*TASK DESCRIPTION*. Using the entries that follow, state how many lines contain "JSON", with no other words.

*SUPPLIED DATA*.
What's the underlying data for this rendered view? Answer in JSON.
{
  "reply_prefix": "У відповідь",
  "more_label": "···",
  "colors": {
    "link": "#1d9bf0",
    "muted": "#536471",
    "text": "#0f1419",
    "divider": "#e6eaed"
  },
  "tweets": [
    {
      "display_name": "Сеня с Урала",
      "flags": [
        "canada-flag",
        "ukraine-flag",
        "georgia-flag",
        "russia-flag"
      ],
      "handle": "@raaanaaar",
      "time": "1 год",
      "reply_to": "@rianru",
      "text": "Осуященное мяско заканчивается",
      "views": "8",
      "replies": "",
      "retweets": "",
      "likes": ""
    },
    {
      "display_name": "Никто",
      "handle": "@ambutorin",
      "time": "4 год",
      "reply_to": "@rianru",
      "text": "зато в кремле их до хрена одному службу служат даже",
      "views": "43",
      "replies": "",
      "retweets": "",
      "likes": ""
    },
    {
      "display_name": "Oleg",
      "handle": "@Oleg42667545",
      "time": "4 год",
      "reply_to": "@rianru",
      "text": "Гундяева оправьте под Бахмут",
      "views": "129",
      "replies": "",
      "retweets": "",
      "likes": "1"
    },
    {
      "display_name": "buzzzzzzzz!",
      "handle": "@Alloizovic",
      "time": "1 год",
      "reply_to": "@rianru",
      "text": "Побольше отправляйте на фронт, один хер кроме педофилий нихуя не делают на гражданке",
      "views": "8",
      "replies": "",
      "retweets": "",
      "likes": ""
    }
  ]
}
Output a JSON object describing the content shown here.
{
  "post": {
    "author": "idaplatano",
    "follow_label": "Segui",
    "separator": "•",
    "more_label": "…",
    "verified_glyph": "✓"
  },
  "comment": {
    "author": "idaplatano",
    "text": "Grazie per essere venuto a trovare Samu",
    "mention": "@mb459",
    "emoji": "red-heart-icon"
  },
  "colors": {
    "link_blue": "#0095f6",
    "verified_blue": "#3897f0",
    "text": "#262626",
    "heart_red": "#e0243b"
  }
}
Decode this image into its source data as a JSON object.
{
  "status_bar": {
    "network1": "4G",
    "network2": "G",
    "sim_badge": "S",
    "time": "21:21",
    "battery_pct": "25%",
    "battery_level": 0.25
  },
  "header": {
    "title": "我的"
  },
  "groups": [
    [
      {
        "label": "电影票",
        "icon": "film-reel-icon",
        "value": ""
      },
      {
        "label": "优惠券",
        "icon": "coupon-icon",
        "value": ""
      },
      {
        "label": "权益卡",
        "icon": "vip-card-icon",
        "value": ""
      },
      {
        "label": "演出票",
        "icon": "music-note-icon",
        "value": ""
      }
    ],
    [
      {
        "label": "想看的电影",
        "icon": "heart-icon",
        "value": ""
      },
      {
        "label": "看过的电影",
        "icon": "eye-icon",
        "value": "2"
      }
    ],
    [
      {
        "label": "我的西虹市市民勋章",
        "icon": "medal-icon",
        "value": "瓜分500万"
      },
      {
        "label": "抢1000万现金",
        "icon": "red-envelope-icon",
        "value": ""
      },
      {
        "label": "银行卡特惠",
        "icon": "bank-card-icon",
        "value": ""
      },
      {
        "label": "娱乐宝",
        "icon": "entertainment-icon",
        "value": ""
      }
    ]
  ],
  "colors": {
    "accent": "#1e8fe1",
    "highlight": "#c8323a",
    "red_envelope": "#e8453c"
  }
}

*FINISHED EXERCISE*. 3